Read more
  • DenverMike When was it ever a mystery? The Fairmont maybe, but only the 4-door "Futura" trim, that was distinctively upscale. The Citation and Volare didn't have competing trims, nor was there a base stripper Maxima at the time, if ever, crank windows, vinyl seats, 2-doors, etc. So it wasn't a "massacre", not even in spirit, just different market segments. It could be that the Maxima was intended to compete with those, but everything coming from Japan at the time had to take it up a notch, if not two.Thanks to the Japanese "voluntary" trade restriction, everything had extra options, if not hard loaded. The restriction limited how many vehicles were shipped, not what they retailed at. So Japanese automakers naturally raised the "price" (or stakes) without raising MSRP. What the dealers charged (gouged) was a different story.Realistically, the Maxima was going up against entry luxury sedans (except Cimarron lol), especially Euro/German, same as the Cressida. It definitely worked in Japanese automaker's favor, not to mention inspiring Lexus, Acura and Infiniti.
  • Ronnie Schreiber Hydrocarbon based fuels have become unreliable? More expensive at the moment but I haven't seen any lines gathering around gas stations lately, have you? I'm old enough to remember actual gasoline shortages in 1973 and 1979 (of course, since then there have been many recoverable oil deposits discovered around the world plus the introduction of fracking). Consumers Power is still supplying me with natural gas. I recently went camping and had no problem buying propane.Texas had grid problems last winter because they replaced fossil fueled power plants with wind and solar, which didn't work in the cold weather. That's the definition of unreliable.I'm an "all of the above" guy when it comes to energy: fossil fuels, hydro, wind (where it makes sense), nuclear (including funding for fusion research), and possibly solar.Environmental activists, it seems to me, have no interest in energy diversity. Based on what's happened in Sri Lanka and the push against agriculture in Europe and Canada, I think it's safe to say that some folks want most of us to live like medieval peasants to save the planet for their own private jets.
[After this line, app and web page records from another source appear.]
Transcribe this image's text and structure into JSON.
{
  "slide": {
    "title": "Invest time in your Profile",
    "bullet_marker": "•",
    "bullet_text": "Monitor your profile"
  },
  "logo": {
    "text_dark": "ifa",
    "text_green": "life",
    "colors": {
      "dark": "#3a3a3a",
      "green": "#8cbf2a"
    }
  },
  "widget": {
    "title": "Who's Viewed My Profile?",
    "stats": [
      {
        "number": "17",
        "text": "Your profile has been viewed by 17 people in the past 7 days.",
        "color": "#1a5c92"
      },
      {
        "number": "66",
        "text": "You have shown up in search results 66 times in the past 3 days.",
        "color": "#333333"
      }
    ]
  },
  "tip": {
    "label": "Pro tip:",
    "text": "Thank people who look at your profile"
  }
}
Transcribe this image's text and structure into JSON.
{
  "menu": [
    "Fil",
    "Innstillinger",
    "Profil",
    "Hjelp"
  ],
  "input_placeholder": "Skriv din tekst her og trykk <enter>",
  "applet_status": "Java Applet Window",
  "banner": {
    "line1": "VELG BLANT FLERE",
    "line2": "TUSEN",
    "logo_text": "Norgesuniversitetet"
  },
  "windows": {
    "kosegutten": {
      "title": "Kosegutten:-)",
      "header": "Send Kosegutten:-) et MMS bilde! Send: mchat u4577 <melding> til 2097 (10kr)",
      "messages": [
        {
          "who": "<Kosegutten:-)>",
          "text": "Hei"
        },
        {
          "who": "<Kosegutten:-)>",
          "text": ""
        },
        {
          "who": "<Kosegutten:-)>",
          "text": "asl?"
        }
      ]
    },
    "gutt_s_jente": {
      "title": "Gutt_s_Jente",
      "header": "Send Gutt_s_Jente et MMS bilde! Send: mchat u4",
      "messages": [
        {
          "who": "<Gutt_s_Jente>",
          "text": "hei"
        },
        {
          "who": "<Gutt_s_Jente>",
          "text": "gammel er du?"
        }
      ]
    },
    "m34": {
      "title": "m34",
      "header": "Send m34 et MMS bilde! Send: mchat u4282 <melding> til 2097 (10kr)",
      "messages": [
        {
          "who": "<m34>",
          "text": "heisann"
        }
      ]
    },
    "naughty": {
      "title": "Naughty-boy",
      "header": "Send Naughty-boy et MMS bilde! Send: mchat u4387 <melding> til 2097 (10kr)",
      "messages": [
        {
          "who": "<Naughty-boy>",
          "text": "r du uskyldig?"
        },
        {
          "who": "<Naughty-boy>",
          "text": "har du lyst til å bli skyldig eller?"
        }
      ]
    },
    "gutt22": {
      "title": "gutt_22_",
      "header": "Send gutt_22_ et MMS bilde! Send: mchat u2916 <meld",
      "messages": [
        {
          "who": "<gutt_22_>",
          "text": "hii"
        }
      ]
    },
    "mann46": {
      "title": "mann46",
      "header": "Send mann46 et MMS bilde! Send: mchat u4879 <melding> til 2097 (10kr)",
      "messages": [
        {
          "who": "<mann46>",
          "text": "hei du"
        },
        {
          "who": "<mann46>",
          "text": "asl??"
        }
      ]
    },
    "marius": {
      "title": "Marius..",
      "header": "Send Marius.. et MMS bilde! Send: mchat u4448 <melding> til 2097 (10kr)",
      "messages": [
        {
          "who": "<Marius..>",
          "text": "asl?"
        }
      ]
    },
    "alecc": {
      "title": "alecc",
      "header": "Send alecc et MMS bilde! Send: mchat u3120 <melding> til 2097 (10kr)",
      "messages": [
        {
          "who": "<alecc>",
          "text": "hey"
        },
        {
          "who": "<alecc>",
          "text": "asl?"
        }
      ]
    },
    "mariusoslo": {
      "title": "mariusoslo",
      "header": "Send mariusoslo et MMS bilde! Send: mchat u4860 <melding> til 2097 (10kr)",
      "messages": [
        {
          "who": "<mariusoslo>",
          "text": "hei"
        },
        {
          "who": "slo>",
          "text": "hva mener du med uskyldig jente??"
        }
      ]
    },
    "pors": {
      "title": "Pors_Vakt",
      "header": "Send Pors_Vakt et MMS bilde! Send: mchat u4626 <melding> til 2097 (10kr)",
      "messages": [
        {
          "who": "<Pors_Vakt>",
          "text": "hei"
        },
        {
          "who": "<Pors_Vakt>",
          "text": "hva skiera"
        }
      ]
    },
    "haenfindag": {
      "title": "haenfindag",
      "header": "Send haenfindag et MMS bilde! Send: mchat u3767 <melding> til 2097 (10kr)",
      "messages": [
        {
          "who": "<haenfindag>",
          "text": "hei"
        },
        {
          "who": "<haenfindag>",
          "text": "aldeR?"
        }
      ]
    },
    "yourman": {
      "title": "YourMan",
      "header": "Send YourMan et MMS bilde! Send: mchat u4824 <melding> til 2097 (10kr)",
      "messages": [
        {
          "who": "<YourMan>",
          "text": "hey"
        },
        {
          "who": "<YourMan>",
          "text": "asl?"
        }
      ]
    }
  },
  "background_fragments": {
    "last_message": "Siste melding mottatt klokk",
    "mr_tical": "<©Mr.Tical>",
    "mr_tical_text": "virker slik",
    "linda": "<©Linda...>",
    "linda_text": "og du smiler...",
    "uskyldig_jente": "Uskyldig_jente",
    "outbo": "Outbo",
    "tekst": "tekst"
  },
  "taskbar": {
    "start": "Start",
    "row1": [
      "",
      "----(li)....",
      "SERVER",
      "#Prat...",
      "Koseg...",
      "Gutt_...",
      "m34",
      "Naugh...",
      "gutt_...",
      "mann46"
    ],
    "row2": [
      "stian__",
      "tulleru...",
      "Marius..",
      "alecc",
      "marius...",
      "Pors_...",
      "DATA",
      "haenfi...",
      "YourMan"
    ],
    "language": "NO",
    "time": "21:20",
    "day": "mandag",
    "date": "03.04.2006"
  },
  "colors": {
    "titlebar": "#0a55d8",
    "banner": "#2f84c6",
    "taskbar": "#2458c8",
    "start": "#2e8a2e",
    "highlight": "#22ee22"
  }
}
  • Car65688392 thankyou for the information
  • Car65688392 Thankyou for your valuable information
  • MaintenanceCosts There's no mystery anymore about how the Japanese took over the prestige spot in the US mass market (especially on the west coast) when you realize that this thing was up against the likes of the Fairmont, Citation, and Volaré. A massacre.